The coronavirus arrived relatively late to Africa, where the first case was confirmed only in mid-February. Since then, COVID-19 has swept across the continent, with more than 37,000 cases confirmed thus far. Experts point out that the true number of cases is higher than the official tally in many African countries, though, given their limitations in testing.
Somalia, a playground for the al-Qaida-affiliated extremist group Al Shabaab, is no exception. It announced its first COVID-19 case on March 16 and currently has just over 800 cases, with 38 confirmed deaths from the disease. In response, the Somali government in Mogadishu has announced a raft of measures to try and curb the virus’s spread, including the suspension of all international flights arriving or leaving the country, a dusk-to-dawn curfew in Mogadishu and the closure of schools and universities.
Citizens are being urged to pray at home, not at mosques. However, the government’s effort is much limited as there are large swaths of the country’s territory where Mogadishu has no control over. Al-Shabaab militants control much of the countryside as well as several towns in southern and central Somalia, including some areas close to the capital, and the group’s leaders have made little effort to implement containment or social distancing measures.

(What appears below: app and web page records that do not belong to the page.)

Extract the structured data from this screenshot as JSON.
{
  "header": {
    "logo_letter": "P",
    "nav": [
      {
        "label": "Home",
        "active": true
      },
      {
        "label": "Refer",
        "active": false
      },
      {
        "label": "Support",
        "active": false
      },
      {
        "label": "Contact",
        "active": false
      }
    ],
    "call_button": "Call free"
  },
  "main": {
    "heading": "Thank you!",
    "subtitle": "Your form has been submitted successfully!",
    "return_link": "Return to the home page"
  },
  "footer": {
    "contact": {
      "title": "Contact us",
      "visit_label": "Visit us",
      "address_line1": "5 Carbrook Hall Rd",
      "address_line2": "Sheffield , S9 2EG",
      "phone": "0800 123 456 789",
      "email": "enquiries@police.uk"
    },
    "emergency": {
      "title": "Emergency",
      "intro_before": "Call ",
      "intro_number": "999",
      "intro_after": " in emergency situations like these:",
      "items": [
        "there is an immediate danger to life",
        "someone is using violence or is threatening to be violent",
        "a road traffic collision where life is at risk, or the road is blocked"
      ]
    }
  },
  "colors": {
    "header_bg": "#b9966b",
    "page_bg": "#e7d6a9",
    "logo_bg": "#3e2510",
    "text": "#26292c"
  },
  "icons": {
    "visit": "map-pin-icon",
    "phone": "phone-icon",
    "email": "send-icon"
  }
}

On the contrary, al-Shabaab has ignored public health warnings from the government, which the group views as illegitimate, and has resisted shutting down the vast networks of crowded mosques and Islamic schools that it operates in areas under its control. Al-Shabaab’s have also continued with their military operations despite the global pandemic. It has not carried out any spectacular, mass-casualty bombings or shootings in the past month, but its constant, almost daily attacks against Somali security forces, government officials and civilians have continued unabated, especially since the onset of the holy month of Ramadan, putting an extra strain on the fragile Somali government’s effort.
In a statement by the group’s spokesman, sheikh Ali Dheere, Al-Shabaab has portrayed the pandemic as a divine punishment from Allah, meted out to the nonbelievers across the world for their “evil deeds” against Muslims and jihadists. Al-Shabaab’s rhetoric frames the virus primarily as a western problem as well as a Chinese one, and high-ranking al-Shabaab officials and leading ideologues mostly belittle the threat it poses in their public comments. This makes the group’s territory particularly vulnerable to a major outbreak of COVID-19.